Do you know when you can retire?
Do you know how long your retirement savings will last?
With the average life span increasing, many of us will have 30 years of retirement or more.
• Are you prepared for retirement?
• Will your savings and retirement income be enough?
• What forms of income will you have?
• Do you know what your income needs will be at retirement?
It’s never too early to start planning for retirement.
A Financial Advisor can show you some long term investment strategies and vehicles to help you meet your retirement savings goals, minimize your estate tax liability, and provide security for your spouse/family.
You should have an estate plan if:
1) you are the parent of minor children.
2) you have property (real estate) or a business.
3) you are concerned about health care treatment should you become disabled or terminally ill.
Estate planning includes more than just a simple Will. Estate planning also typically minimizes potential taxes, and sets up a contingency plan to assure your preferences regarding health care treatment are followed.
Good estate planning identifies what will happen with your home, business, investments, business, life insurance, retirement plans, and other property when you become disabled or die.
When formulating an estate plan you may utilize the services of other professionals such as an attorney.
A Financial Advisor will help you answer these questions:
- Am I saving enough for my retirement?
- How will inflation affect my retirement income?
- I’m retired now, how long will my savings last?
- How much retirement income will my investments provide?
- What are the best retirement investment funds for me?
- How much can I contribute to a retirement plan?
- What will my investments be worth at retirement?
- I’m self-employed, how much can I contribute to a retirement plan?
- How long will it take to double my money?
- Taxable vs non-taxable savings comparisons

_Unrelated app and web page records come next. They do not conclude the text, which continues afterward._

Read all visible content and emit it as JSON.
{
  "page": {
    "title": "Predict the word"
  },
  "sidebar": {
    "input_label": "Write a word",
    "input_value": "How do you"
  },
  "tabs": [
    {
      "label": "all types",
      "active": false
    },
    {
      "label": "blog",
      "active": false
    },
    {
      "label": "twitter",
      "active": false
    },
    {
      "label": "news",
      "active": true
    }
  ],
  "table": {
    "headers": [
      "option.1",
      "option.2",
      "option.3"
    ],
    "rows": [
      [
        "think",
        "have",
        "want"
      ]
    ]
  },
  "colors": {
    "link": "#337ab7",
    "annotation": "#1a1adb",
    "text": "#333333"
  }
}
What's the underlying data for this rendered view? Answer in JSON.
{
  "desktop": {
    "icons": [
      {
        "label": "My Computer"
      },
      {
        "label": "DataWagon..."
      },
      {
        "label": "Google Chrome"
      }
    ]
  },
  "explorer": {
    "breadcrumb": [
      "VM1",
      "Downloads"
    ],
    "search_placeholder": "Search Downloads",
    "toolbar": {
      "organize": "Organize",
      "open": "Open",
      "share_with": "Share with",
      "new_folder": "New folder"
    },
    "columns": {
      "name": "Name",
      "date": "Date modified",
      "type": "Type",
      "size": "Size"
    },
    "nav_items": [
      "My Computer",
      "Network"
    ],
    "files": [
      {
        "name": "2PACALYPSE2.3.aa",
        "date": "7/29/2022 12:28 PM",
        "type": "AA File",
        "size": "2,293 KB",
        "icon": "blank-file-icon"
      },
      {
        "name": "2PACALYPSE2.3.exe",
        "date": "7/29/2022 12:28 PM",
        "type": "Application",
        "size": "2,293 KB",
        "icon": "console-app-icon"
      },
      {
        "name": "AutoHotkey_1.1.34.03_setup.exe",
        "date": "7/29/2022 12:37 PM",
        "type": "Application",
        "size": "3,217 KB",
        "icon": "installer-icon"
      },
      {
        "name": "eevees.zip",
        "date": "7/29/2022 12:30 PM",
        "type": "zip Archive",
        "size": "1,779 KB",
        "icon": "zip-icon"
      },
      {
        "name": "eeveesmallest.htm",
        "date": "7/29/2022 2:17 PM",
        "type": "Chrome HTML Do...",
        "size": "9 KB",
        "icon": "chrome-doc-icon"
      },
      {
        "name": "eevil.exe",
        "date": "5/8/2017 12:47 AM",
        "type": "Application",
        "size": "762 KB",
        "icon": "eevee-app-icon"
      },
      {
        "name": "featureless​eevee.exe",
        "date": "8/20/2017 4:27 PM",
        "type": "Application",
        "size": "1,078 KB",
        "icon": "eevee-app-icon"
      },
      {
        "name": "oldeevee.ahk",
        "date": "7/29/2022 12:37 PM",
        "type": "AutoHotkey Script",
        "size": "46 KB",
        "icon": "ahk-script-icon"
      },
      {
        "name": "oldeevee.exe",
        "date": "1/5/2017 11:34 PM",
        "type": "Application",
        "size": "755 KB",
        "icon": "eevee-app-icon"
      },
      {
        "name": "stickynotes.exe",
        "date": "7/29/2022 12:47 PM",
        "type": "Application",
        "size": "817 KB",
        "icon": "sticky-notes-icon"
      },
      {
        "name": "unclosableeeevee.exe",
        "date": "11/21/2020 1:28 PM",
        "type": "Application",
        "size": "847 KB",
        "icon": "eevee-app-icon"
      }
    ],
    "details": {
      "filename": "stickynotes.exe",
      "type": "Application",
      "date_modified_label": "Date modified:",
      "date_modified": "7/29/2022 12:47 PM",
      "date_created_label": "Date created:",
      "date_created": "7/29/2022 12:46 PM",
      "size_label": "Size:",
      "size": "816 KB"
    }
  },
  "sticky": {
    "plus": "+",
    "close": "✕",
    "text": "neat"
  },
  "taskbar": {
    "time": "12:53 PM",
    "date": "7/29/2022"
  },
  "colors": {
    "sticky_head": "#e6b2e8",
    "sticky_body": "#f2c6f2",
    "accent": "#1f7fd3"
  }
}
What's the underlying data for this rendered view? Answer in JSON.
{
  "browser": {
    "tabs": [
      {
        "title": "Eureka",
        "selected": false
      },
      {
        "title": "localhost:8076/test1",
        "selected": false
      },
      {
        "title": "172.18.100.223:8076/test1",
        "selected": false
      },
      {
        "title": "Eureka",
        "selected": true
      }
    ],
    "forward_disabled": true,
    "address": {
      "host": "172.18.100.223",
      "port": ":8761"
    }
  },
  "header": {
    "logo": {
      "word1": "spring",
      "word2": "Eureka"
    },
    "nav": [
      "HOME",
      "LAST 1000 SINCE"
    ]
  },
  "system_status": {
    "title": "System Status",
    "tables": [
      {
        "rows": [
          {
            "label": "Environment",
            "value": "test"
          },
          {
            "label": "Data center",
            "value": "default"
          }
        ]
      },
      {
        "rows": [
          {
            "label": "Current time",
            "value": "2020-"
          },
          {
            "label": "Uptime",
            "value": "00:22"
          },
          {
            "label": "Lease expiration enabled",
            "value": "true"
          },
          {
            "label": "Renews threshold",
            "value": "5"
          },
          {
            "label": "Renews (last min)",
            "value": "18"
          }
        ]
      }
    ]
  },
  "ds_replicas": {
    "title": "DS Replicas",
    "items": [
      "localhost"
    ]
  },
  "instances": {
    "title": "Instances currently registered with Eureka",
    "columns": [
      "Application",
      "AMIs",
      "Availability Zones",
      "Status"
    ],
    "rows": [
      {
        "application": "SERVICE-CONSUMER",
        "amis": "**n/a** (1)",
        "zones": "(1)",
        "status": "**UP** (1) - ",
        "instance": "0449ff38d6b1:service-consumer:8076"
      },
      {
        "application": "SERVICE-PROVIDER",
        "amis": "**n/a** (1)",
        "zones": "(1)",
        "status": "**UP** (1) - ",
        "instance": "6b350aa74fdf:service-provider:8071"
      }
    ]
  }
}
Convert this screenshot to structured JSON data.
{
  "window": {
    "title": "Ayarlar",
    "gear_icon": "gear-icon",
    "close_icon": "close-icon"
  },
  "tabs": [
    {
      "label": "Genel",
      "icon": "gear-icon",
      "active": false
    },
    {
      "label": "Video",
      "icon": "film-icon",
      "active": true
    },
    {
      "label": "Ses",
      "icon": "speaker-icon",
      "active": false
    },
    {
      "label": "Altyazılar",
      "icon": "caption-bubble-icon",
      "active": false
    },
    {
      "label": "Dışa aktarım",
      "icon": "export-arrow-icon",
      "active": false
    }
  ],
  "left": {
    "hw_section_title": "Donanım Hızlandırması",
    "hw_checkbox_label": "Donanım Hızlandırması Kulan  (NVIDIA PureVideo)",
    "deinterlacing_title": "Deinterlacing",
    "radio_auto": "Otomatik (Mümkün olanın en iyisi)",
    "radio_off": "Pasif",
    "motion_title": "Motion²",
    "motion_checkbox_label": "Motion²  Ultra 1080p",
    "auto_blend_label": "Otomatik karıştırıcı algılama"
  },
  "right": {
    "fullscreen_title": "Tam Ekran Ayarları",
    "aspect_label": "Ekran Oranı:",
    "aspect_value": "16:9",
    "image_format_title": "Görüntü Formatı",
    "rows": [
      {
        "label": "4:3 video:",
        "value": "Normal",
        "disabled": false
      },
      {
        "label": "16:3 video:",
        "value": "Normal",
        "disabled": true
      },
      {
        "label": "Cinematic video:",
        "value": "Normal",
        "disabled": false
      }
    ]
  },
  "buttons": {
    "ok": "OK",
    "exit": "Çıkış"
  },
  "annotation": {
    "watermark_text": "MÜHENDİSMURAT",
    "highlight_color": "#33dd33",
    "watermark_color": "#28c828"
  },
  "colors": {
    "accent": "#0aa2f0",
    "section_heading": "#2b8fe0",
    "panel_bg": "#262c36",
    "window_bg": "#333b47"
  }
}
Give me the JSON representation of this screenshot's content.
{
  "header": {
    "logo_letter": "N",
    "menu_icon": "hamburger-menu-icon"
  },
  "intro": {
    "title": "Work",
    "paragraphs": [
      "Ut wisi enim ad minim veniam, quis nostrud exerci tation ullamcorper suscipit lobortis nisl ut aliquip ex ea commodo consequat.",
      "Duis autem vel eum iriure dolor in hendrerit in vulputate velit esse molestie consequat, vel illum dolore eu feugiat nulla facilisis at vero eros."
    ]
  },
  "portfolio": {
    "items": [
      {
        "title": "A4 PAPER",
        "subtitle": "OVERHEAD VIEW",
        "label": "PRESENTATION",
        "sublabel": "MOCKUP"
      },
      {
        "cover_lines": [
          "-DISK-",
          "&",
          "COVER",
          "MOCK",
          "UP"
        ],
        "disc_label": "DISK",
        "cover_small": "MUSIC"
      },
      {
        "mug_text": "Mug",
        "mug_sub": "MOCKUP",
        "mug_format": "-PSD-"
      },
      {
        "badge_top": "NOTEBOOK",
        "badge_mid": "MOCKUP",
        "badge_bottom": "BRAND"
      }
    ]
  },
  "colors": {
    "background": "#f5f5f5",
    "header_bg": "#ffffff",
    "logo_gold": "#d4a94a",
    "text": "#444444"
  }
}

- How should I allocate my assets?
- How can I protect my assets from probate and estate taxes?
- What is my potential estate tax liability?